On our tour of Terezin, we saw the former barracks where old Jews were assigned to unheated stables and attics, so that they would die quickly by freezing in the winter or by heat stroke in the summer. We saw drawings by Jewish children and drawings by Jewish professional artists, including depictions of gaunt residents waiting in line for thin soup ladled out from a barrel. We saw the cemetery, where every morning hearses brought bodies to be dissected, cremated, and buried. We saw the railroad tracks where newcomers arrived at Terezin and where Terezin residents were herded into cattle cars bound for extermination camps.
Hitler’s government had two cold-blooded reasons to persecute Jews. One was to confiscate Jewish wealth (everything from money and property to the gold fillings in their teeth) in order to fund the German war of conquest. The other was to feed the myth of Aryan superiority and inspire enough hatred so the German population would be willing to go to war, put up with wartime deprivations, and keep the Fuhrer in power.

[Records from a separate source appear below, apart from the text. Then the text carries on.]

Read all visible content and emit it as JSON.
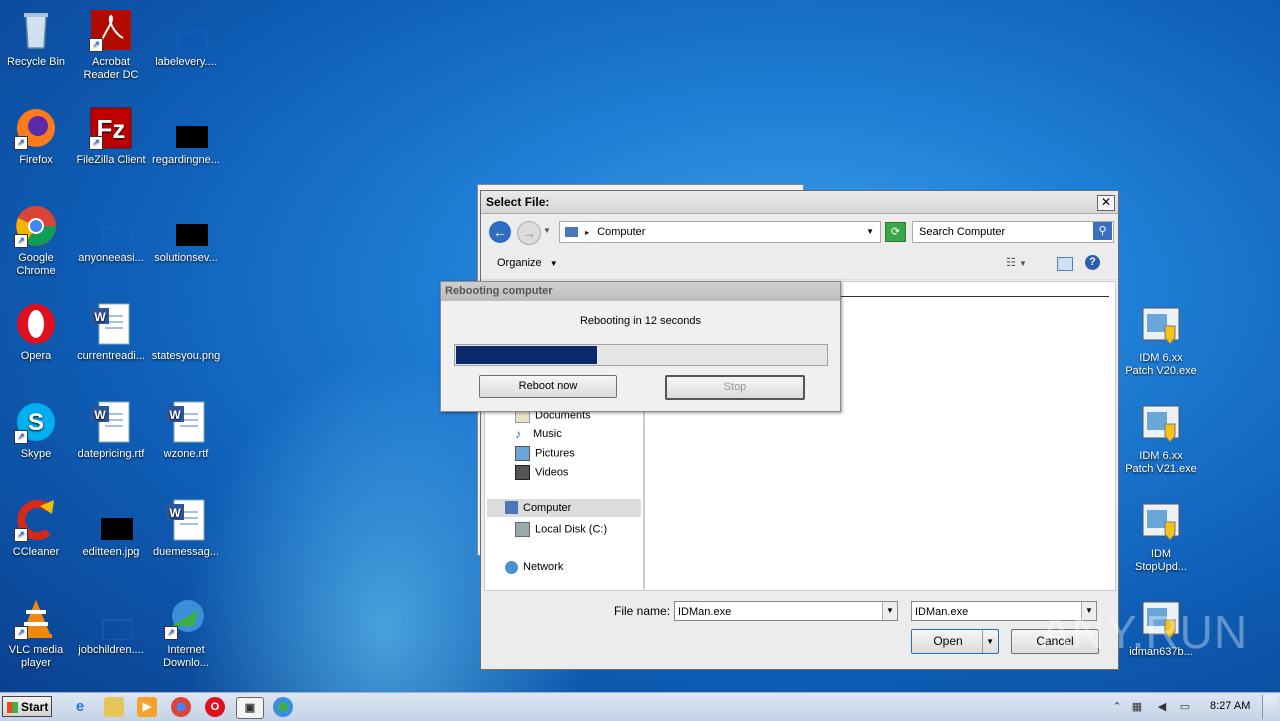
{
  "desktop": {
    "icons": [
      {
        "label": "Recycle Bin",
        "icon": "recycle-bin-icon"
      },
      {
        "label": "Acrobat Reader DC",
        "icon": "acrobat-icon"
      },
      {
        "label": "labelevery....",
        "icon": "blank-file-icon"
      },
      {
        "label": "Firefox",
        "icon": "firefox-icon"
      },
      {
        "label": "FileZilla Client",
        "icon": "filezilla-icon"
      },
      {
        "label": "regardingne...",
        "icon": "black-image-icon"
      },
      {
        "label": "Google Chrome",
        "icon": "chrome-icon"
      },
      {
        "label": "anyoneeasi...",
        "icon": "blank-file-icon"
      },
      {
        "label": "solutionsev...",
        "icon": "black-image-icon"
      },
      {
        "label": "Opera",
        "icon": "opera-icon"
      },
      {
        "label": "currentreadi...",
        "icon": "word-doc-icon"
      },
      {
        "label": "statesyou.png",
        "icon": "blank-file-icon"
      },
      {
        "label": "Skype",
        "icon": "skype-icon"
      },
      {
        "label": "datepricing.rtf",
        "icon": "word-doc-icon"
      },
      {
        "label": "wzone.rtf",
        "icon": "word-doc-icon"
      },
      {
        "label": "CCleaner",
        "icon": "ccleaner-icon"
      },
      {
        "label": "editteen.jpg",
        "icon": "black-image-icon"
      },
      {
        "label": "duemessag...",
        "icon": "word-doc-icon"
      },
      {
        "label": "VLC media player",
        "icon": "vlc-icon"
      },
      {
        "label": "jobchildren....",
        "icon": "blank-file-icon"
      },
      {
        "label": "Internet Downlo...",
        "icon": "idm-icon"
      },
      {
        "label": "IDM 6.xx Patch V20.exe",
        "icon": "installer-icon"
      },
      {
        "label": "IDM 6.xx Patch V21.exe",
        "icon": "installer-icon"
      },
      {
        "label": "IDM StopUpd...",
        "icon": "installer-icon"
      },
      {
        "label": "idman637b...",
        "icon": "installer-icon"
      }
    ]
  },
  "dialog": {
    "title": "Select File:",
    "address": "Computer",
    "search_placeholder": "Search Computer",
    "organize": "Organize",
    "nav_items": [
      "Documents",
      "Music",
      "Pictures",
      "Videos",
      "Computer",
      "Local Disk (C:)",
      "Network"
    ],
    "file_name_label": "File name:",
    "file_name_value": "IDMan.exe",
    "file_type_value": "IDMan.exe",
    "open_label": "Open",
    "cancel_label": "Cancel"
  },
  "reboot": {
    "title": "Rebooting computer",
    "message": "Rebooting in 12 seconds",
    "progress": 0.38,
    "reboot_now": "Reboot now",
    "stop": "Stop"
  },
  "taskbar": {
    "start": "Start",
    "clock": "8:27 AM"
  },
  "watermark": "ANY.RUN",
  "colors": {
    "progress_fill": "#0c2a6b",
    "title_bar": "#d6d6d6"
  }
}
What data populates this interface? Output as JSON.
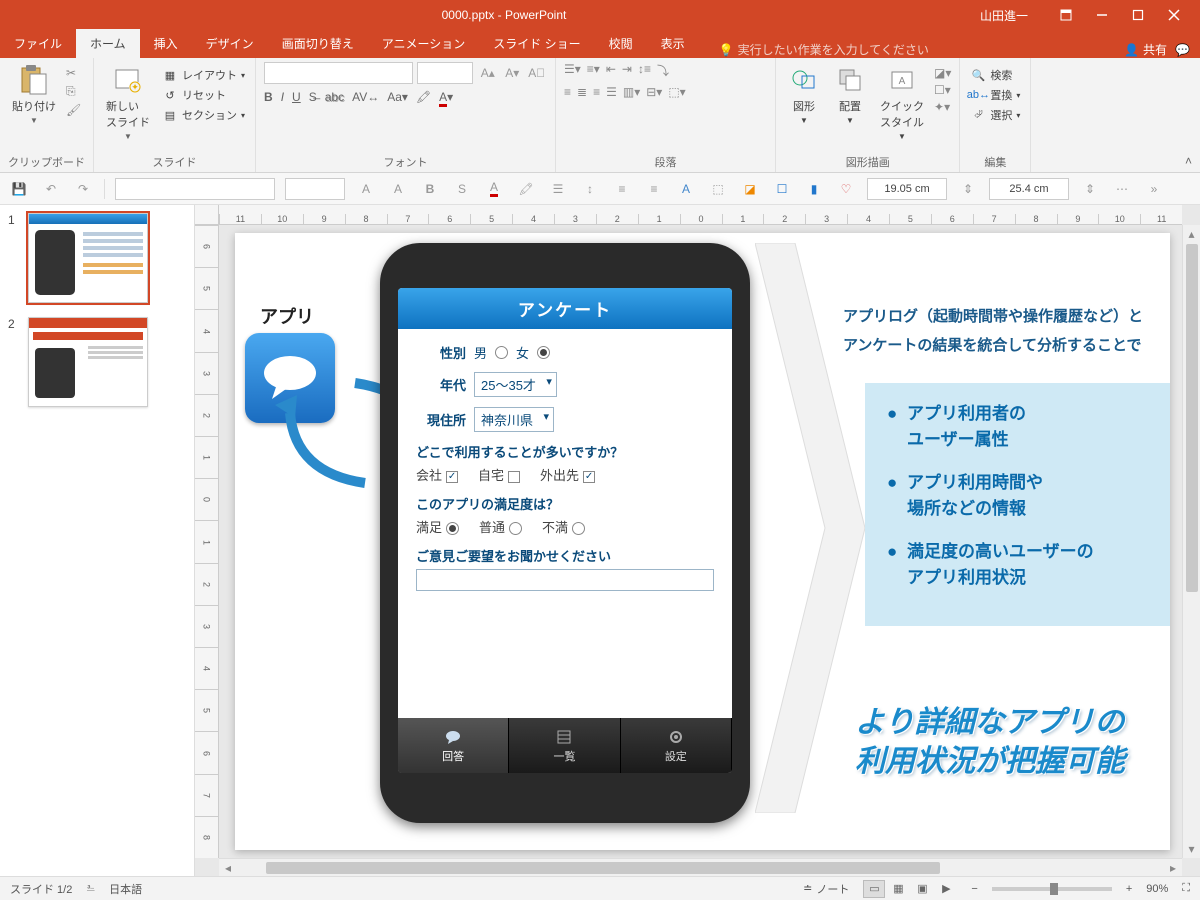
{
  "title": "0000.pptx  -  PowerPoint",
  "user": "山田進一",
  "tabs": {
    "file": "ファイル",
    "home": "ホーム",
    "insert": "挿入",
    "design": "デザイン",
    "transitions": "画面切り替え",
    "animations": "アニメーション",
    "slideshow": "スライド ショー",
    "review": "校閲",
    "view": "表示"
  },
  "tellme": "実行したい作業を入力してください",
  "share": "共有",
  "ribbon": {
    "clipboard": {
      "label": "クリップボード",
      "paste": "貼り付け"
    },
    "slides": {
      "label": "スライド",
      "newslide": "新しい\nスライド",
      "layout": "レイアウト",
      "reset": "リセット",
      "section": "セクション"
    },
    "font": {
      "label": "フォント"
    },
    "paragraph": {
      "label": "段落"
    },
    "drawing": {
      "label": "図形描画",
      "shapes": "図形",
      "arrange": "配置",
      "quick": "クイック\nスタイル"
    },
    "editing": {
      "label": "編集",
      "find": "検索",
      "replace": "置換",
      "select": "選択"
    }
  },
  "qat": {
    "dim1": "19.05 cm",
    "dim2": "25.4 cm"
  },
  "ruler_h": [
    "11",
    "10",
    "9",
    "8",
    "7",
    "6",
    "5",
    "4",
    "3",
    "2",
    "1",
    "0",
    "1",
    "2",
    "3",
    "4",
    "5",
    "6",
    "7",
    "8",
    "9",
    "10",
    "11"
  ],
  "ruler_v": [
    "6",
    "5",
    "4",
    "3",
    "2",
    "1",
    "0",
    "1",
    "2",
    "3",
    "4",
    "5",
    "6",
    "7",
    "8"
  ],
  "thumbs": {
    "n1": "1",
    "n2": "2"
  },
  "slide": {
    "app_label": "アプリ",
    "survey_header": "アンケート",
    "gender_label": "性別",
    "male": "男",
    "female": "女",
    "age_label": "年代",
    "age_value": "25～35才",
    "addr_label": "現住所",
    "addr_value": "神奈川県",
    "q1": "どこで利用することが多いですか？",
    "q1_a": "会社",
    "q1_b": "自宅",
    "q1_c": "外出先",
    "q2": "このアプリの満足度は？",
    "q2_a": "満足",
    "q2_b": "普通",
    "q2_c": "不満",
    "q3": "ご意見ご要望をお聞かせください",
    "tab_a": "回答",
    "tab_b": "一覧",
    "tab_c": "設定",
    "right1": "アプリログ（起動時間帯や操作履歴など）と",
    "right2": "アンケートの結果を統合して分析することで",
    "bullet1": "アプリ利用者の\nユーザー属性",
    "bullet2": "アプリ利用時間や\n場所などの情報",
    "bullet3": "満足度の高いユーザーの\nアプリ利用状況",
    "catch": "より詳細なアプリの\n利用状況が把握可能"
  },
  "status": {
    "slide": "スライド 1/2",
    "lang": "日本語",
    "notes": "ノート",
    "zoom": "90%"
  }
}
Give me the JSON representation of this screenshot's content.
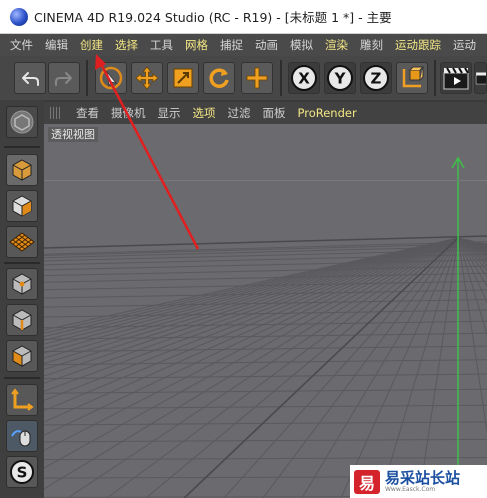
{
  "window": {
    "title": "CINEMA 4D R19.024 Studio (RC - R19) - [未标题 1 *] - 主要"
  },
  "menu": {
    "items": [
      {
        "label": "文件",
        "highlight": false
      },
      {
        "label": "编辑",
        "highlight": false
      },
      {
        "label": "创建",
        "highlight": true
      },
      {
        "label": "选择",
        "highlight": true
      },
      {
        "label": "工具",
        "highlight": false
      },
      {
        "label": "网格",
        "highlight": true
      },
      {
        "label": "捕捉",
        "highlight": false
      },
      {
        "label": "动画",
        "highlight": false
      },
      {
        "label": "模拟",
        "highlight": false
      },
      {
        "label": "渲染",
        "highlight": true
      },
      {
        "label": "雕刻",
        "highlight": false
      },
      {
        "label": "运动跟踪",
        "highlight": true
      },
      {
        "label": "运动",
        "highlight": false
      }
    ]
  },
  "toolbar": {
    "axis_x": "X",
    "axis_y": "Y",
    "axis_z": "Z"
  },
  "viewport_menu": {
    "items": [
      "查看",
      "摄像机",
      "显示",
      "选项",
      "过滤",
      "面板",
      "ProRender"
    ]
  },
  "viewport": {
    "label": "透视视图",
    "background_color": "#6b6a6e",
    "grid_color": "#5a595d",
    "axis_y_color": "#3fbf4a"
  },
  "annotation": {
    "arrow_color": "#e02020"
  },
  "watermark": {
    "logo_glyph": "易",
    "text": "易采站长站",
    "sub": "Www.Easck.Com"
  },
  "icons": {
    "undo": "undo-arrow-icon",
    "redo": "redo-arrow-icon",
    "select": "live-select-icon",
    "move": "move-icon",
    "scale": "scale-icon",
    "rotate": "rotate-icon",
    "add": "add-cross-icon",
    "coord": "coordinate-system-icon",
    "render": "render-clapper-icon"
  }
}
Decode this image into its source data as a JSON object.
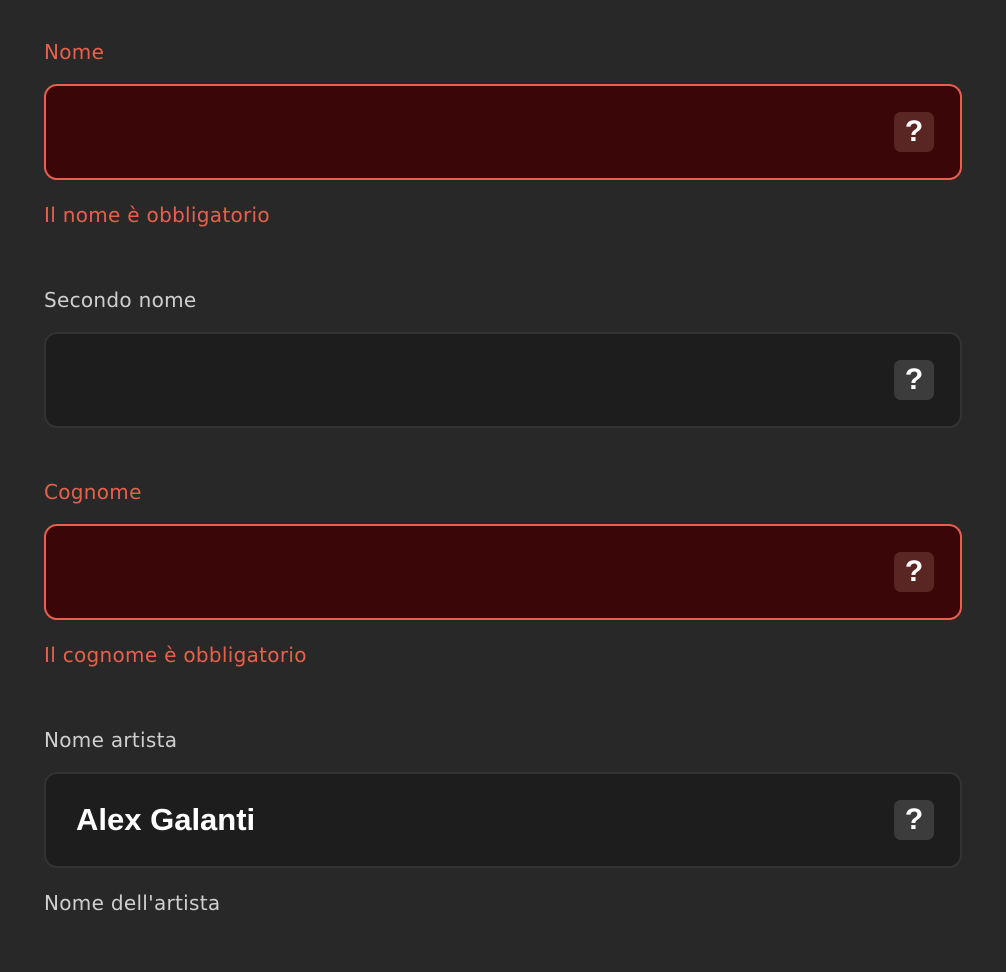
{
  "fields": [
    {
      "label": "Nome",
      "value": "",
      "help_icon": "?",
      "state": "error",
      "message": "Il nome è obbligatorio"
    },
    {
      "label": "Secondo nome",
      "value": "",
      "help_icon": "?",
      "state": "normal",
      "message": ""
    },
    {
      "label": "Cognome",
      "value": "",
      "help_icon": "?",
      "state": "error",
      "message": "Il cognome è obbligatorio"
    },
    {
      "label": "Nome artista",
      "value": "Alex Galanti",
      "help_icon": "?",
      "state": "normal",
      "message": "Nome dell'artista"
    }
  ],
  "colors": {
    "background": "#282828",
    "error": "#e8604c",
    "error_fill": "#3b0607",
    "input_fill": "#1d1d1d",
    "label": "#cfcfcf"
  },
  "icons": {
    "help": "question-mark-icon"
  }
}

Escalating the hatred meant escalating the persecution, and eventually murder, of the people chosen as scapegoats.
Hitler revived hatred of Jews in the first place not just by reviling them, but by blaming them for unemployment, poverty, and crime. Today some of the political parties in the United States and Europe blame immigrants for unemployment, poverty, and crime.
The God-character in the Torah portion Noach is right about humankind: the forms of its mind are wicked from its youth. (Genesis 8:21) And the most wicked designs come not from the scapegoats, but from the oppressors.
May all humans realize that there is never a “final solution”, that mass murder only increases the evil in the world. And may we all accept that human nature is a mixture of good and bad, so the best course of action is to encourage good deeds, by education and by example. Then we will become the image of God after the Flood, the wiser, more mature God-character with a better understanding of human nature.
- For more on the prohibition against eating blood, see my post Re-eih & Acharei Mot: The Soul in the Blood.
One thought on “Noach: The Flood and the Holocaust”
Very powerful. Yasher koach.